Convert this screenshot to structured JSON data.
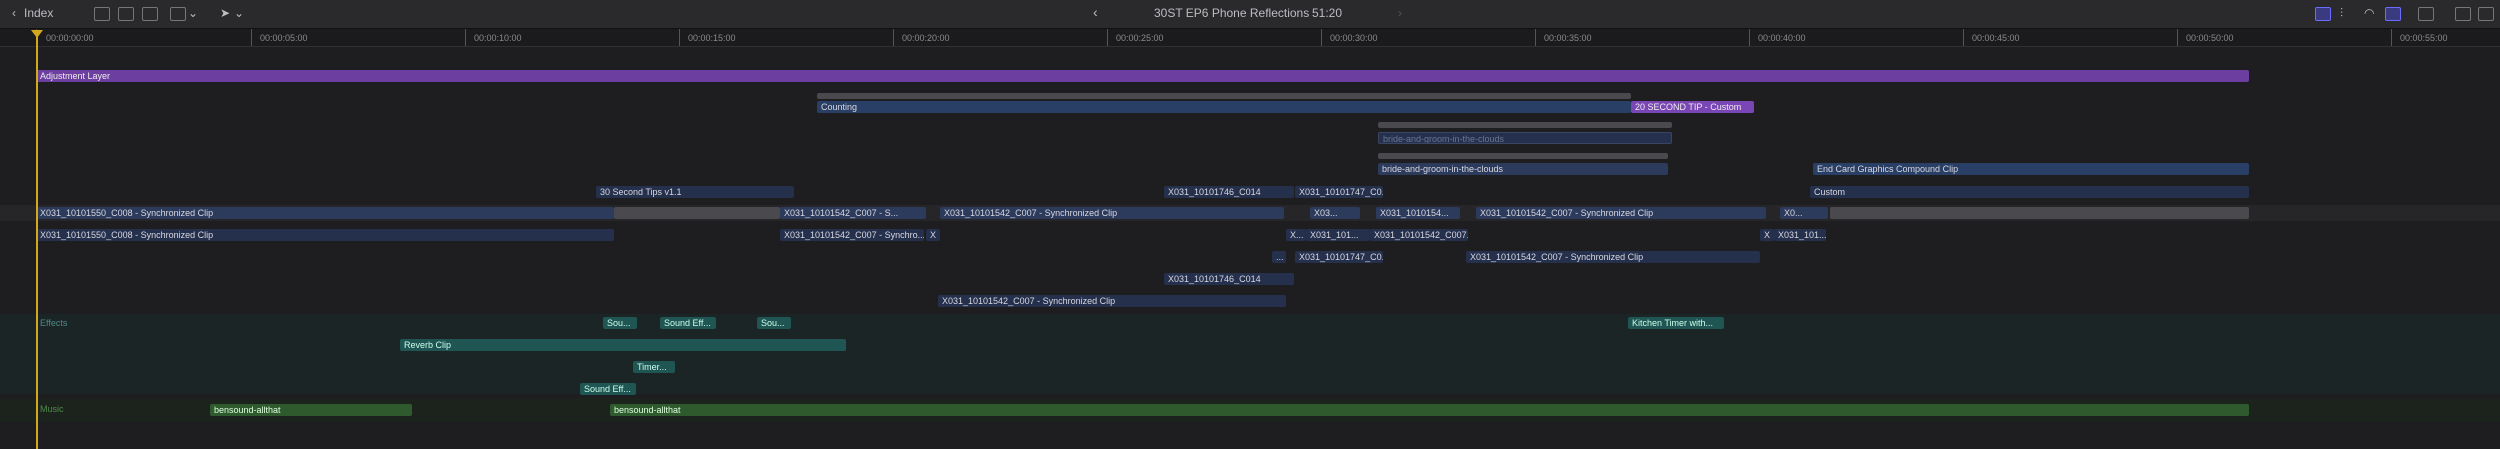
{
  "toolbar": {
    "index_label": "Index",
    "project_title": "30ST EP6 Phone Reflections",
    "duration": "51:20"
  },
  "ruler": {
    "ticks": [
      "00:00:00:00",
      "00:00:05:00",
      "00:00:10:00",
      "00:00:15:00",
      "00:00:20:00",
      "00:00:25:00",
      "00:00:30:00",
      "00:00:35:00",
      "00:00:40:00",
      "00:00:45:00",
      "00:00:50:00",
      "00:00:55:00"
    ]
  },
  "clips": {
    "adjustment": "Adjustment Layer",
    "counting": "Counting",
    "tip_custom": "20 SECOND TIP - Custom",
    "bride1": "bride-and-groom-in-the-clouds",
    "bride2": "bride-and-groom-in-the-clouds",
    "end_card": "End Card Graphics Compound Clip",
    "tips": "30 Second Tips v1.1",
    "c014_a": "X031_10101746_C014",
    "c007_a": "X031_10101747_C0...",
    "custom": "Custom",
    "sync1": "X031_10101550_C008 - Synchronized Clip",
    "sync2": "X031_10101542_C007 - S...",
    "sync3": "X031_10101542_C007 - Synchronized Clip",
    "sync4": "X03...",
    "sync5": "X031_1010154...",
    "sync6": "X031_10101542_C007 - Synchronized Clip",
    "sync7": "X0...",
    "r2_1": "X031_10101550_C008 - Synchronized Clip",
    "r2_2": "X031_10101542_C007 - Synchro...",
    "r2_3": "X",
    "r2_4": "X...",
    "r2_5": "X031_101...",
    "r2_6": "X031_10101542_C007...",
    "r2_7": "X",
    "r2_8": "X031_101...",
    "r3_1": "...",
    "r3_2": "X031_10101747_C0...",
    "r3_3": "X031_10101542_C007 - Synchronized Clip",
    "r4_1": "X031_10101746_C014",
    "r5_1": "X031_10101542_C007 - Synchronized Clip",
    "effects_label": "Effects",
    "sou1": "Sou...",
    "sound_eff1": "Sound Eff...",
    "sou2": "Sou...",
    "kitchen": "Kitchen Timer with...",
    "reverb": "Reverb Clip",
    "timer": "Timer...",
    "sound_eff2": "Sound Eff...",
    "music_label": "Music",
    "music1": "bensound-allthat",
    "music2": "bensound-allthat"
  },
  "colors": {
    "playhead": "#d4a81c",
    "video": "#2c3a5c",
    "adjustment": "#6b3ea0",
    "effects": "#1f5552",
    "music": "#2f5a2e"
  }
}
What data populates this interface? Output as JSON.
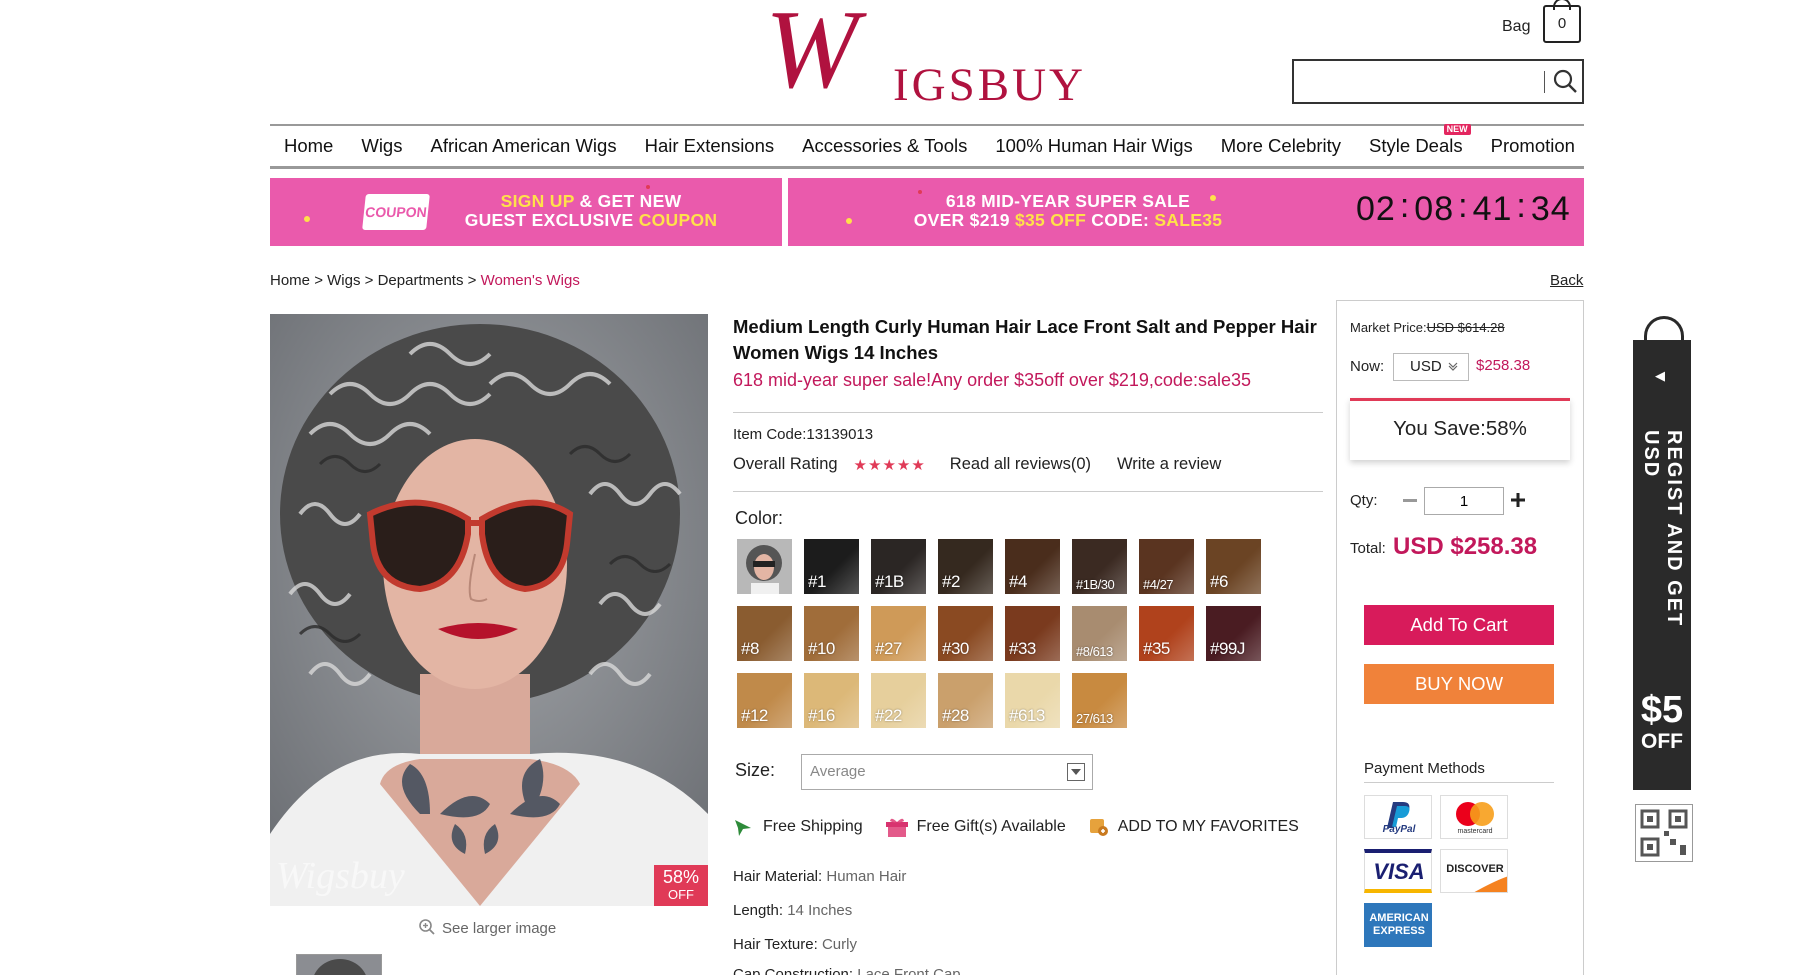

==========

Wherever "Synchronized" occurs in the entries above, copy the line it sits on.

= Result of the exercise =
    "sync1": "X031_10101550_C008 - Synchronized Clip",
    "sync3": "X031_10101542_C007 - Synchronized Clip",
    "sync6": "X031_10101542_C007 - Synchronized Clip",
    "r2_1": "X031_10101550_C008 - Synchronized Clip",
    "r3_3": "X031_10101542_C007 - Synchronized Clip",
    "r5_1": "X031_10101542_C007 - Synchronized Clip",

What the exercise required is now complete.